RECORDED INFORMATION →

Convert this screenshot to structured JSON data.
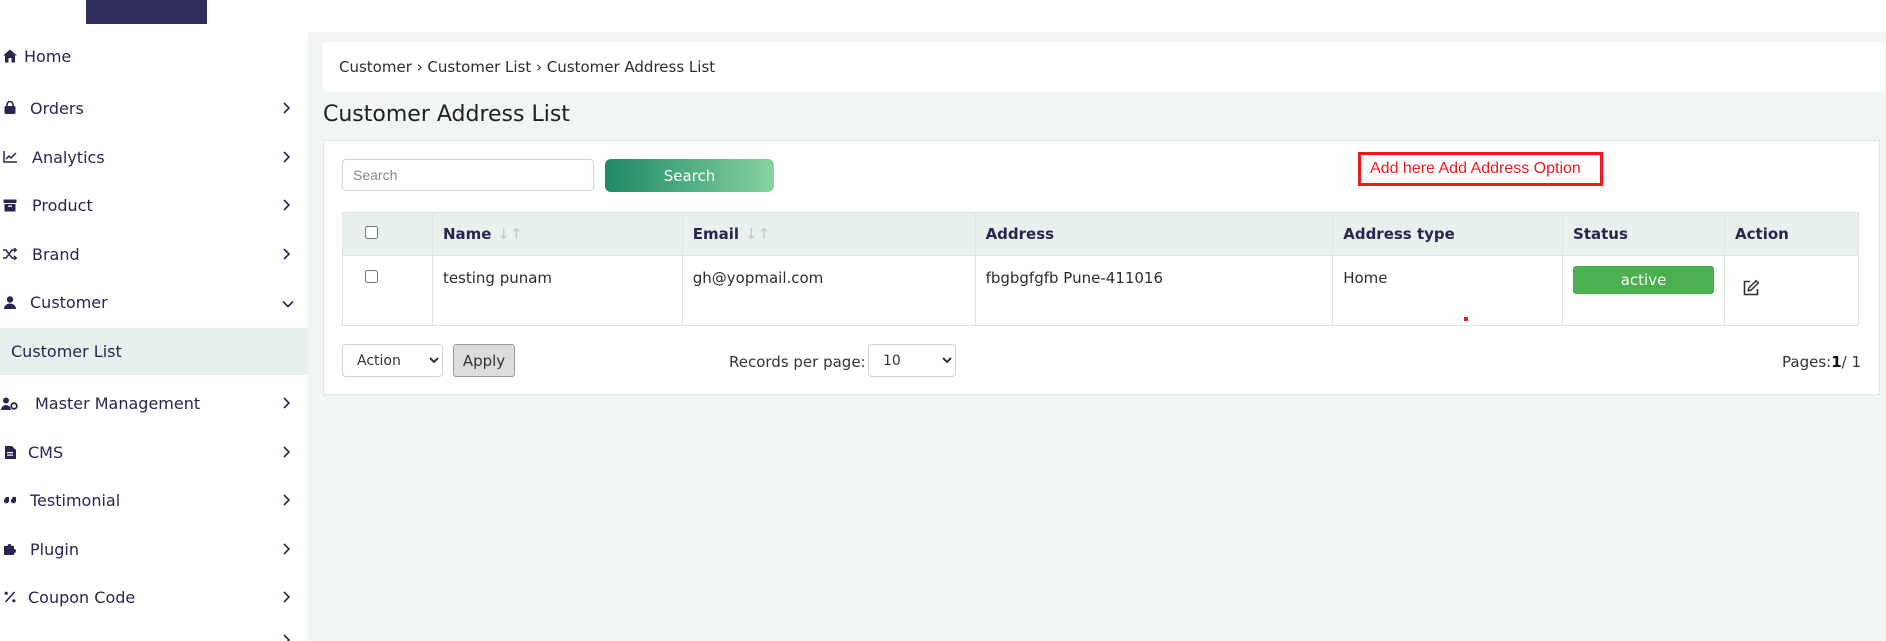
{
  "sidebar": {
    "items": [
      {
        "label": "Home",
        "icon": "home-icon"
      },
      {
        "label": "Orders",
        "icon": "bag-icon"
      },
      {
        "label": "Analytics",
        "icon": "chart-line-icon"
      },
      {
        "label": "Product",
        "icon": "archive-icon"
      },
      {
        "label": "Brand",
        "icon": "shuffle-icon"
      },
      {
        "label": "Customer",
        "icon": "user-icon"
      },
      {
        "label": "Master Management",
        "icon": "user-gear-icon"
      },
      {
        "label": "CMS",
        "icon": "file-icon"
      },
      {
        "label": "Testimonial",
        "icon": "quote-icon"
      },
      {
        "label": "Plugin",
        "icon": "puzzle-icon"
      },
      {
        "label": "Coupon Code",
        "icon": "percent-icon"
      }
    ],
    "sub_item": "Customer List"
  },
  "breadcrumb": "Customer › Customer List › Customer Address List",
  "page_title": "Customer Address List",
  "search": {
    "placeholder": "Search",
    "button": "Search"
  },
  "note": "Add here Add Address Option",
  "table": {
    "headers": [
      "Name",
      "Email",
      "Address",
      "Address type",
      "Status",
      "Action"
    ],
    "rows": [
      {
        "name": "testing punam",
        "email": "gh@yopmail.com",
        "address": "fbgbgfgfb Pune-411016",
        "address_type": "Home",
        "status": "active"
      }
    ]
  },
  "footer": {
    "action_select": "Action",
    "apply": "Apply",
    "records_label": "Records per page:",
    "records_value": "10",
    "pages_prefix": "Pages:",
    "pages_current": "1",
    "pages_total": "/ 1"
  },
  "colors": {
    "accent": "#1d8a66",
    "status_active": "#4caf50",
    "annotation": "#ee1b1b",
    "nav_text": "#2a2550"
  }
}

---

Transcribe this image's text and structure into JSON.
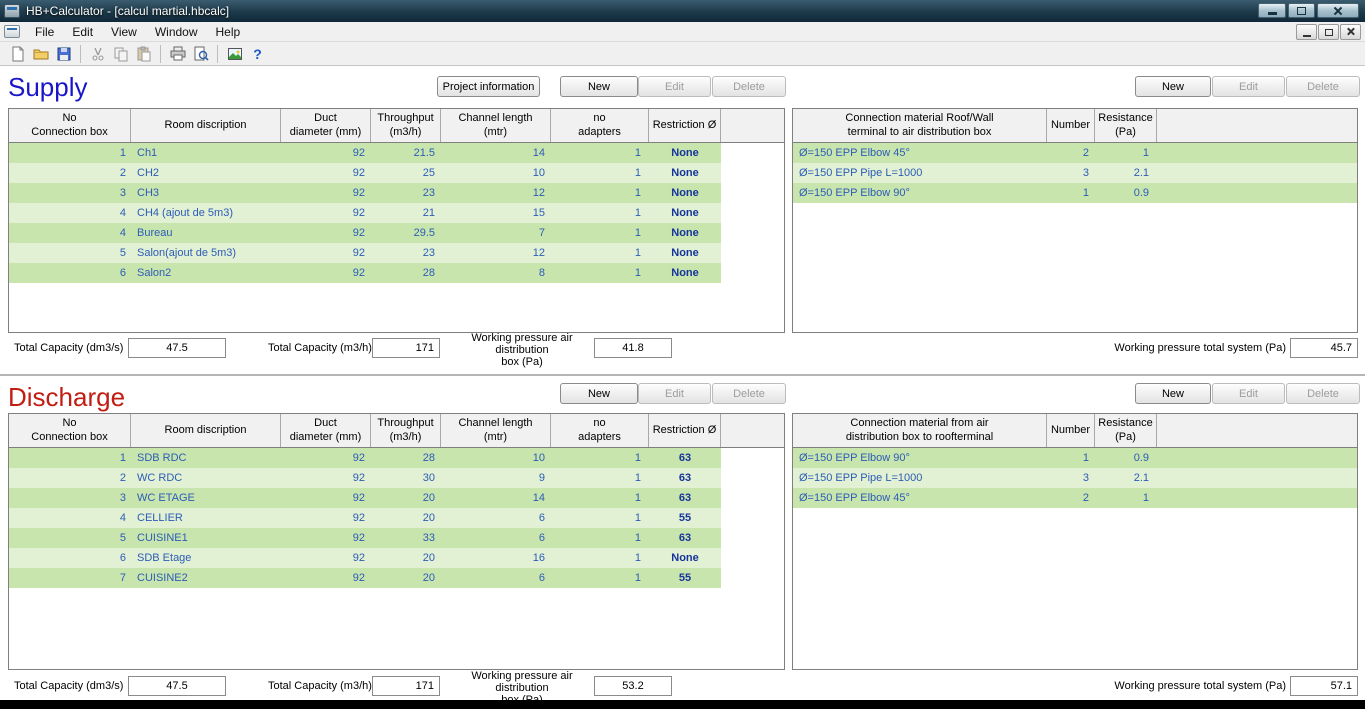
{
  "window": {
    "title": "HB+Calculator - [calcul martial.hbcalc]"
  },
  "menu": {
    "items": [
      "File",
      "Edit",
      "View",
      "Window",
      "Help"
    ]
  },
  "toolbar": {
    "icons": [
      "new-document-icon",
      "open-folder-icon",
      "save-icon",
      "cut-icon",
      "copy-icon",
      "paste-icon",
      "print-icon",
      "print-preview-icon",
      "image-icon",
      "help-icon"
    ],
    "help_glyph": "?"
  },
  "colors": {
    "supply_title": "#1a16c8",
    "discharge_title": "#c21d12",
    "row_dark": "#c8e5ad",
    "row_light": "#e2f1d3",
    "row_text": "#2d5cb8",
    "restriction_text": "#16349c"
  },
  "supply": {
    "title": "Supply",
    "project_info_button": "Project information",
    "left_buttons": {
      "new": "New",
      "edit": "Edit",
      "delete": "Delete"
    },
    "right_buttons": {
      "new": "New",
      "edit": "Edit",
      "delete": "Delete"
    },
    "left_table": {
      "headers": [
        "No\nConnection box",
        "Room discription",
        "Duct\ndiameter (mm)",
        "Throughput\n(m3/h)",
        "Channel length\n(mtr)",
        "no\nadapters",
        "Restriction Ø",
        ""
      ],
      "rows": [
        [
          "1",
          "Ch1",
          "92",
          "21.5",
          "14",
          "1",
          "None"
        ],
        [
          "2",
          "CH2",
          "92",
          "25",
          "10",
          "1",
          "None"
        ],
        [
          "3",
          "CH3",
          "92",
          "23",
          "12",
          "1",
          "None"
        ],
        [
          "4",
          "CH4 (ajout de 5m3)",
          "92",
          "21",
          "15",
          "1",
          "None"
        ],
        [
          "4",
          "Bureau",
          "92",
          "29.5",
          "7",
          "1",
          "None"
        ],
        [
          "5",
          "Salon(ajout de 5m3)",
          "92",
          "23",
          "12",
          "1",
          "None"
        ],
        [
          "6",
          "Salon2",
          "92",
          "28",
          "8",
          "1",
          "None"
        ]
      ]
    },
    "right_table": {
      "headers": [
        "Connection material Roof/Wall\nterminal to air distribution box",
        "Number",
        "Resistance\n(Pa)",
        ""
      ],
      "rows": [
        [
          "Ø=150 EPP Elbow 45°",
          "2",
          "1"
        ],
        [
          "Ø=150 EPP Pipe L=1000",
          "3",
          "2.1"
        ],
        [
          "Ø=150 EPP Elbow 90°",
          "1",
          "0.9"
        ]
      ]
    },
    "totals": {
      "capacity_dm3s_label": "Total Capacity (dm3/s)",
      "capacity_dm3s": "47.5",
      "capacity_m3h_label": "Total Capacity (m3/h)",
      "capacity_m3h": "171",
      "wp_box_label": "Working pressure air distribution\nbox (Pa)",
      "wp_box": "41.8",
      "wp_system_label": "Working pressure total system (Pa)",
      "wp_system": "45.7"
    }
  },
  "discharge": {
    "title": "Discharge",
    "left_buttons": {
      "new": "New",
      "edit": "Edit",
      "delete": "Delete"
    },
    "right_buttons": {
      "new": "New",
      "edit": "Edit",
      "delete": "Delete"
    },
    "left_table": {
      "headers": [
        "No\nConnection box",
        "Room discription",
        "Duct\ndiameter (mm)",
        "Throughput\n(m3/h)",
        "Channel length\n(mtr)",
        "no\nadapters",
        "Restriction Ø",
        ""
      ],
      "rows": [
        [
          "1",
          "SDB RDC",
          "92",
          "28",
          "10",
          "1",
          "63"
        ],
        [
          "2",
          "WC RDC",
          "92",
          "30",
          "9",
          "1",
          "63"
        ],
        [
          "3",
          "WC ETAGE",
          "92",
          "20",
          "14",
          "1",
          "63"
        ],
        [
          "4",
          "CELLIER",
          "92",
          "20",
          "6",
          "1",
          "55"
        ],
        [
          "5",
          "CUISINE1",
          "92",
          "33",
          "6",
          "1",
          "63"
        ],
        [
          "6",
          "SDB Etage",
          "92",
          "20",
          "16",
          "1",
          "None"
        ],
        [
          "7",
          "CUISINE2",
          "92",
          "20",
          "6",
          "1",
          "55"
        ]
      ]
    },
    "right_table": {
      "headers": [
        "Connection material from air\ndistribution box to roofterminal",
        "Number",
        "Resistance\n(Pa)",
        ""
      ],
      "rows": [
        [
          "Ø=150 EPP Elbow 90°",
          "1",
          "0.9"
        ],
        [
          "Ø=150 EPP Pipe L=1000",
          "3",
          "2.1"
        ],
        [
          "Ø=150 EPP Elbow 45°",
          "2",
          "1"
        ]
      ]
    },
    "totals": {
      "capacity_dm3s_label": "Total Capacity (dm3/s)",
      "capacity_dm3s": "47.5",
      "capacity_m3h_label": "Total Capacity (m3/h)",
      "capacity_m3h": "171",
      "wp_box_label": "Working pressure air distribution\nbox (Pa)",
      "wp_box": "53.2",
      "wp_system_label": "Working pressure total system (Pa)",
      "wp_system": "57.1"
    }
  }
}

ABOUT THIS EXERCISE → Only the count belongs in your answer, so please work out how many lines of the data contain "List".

COMPLETED TASK → 3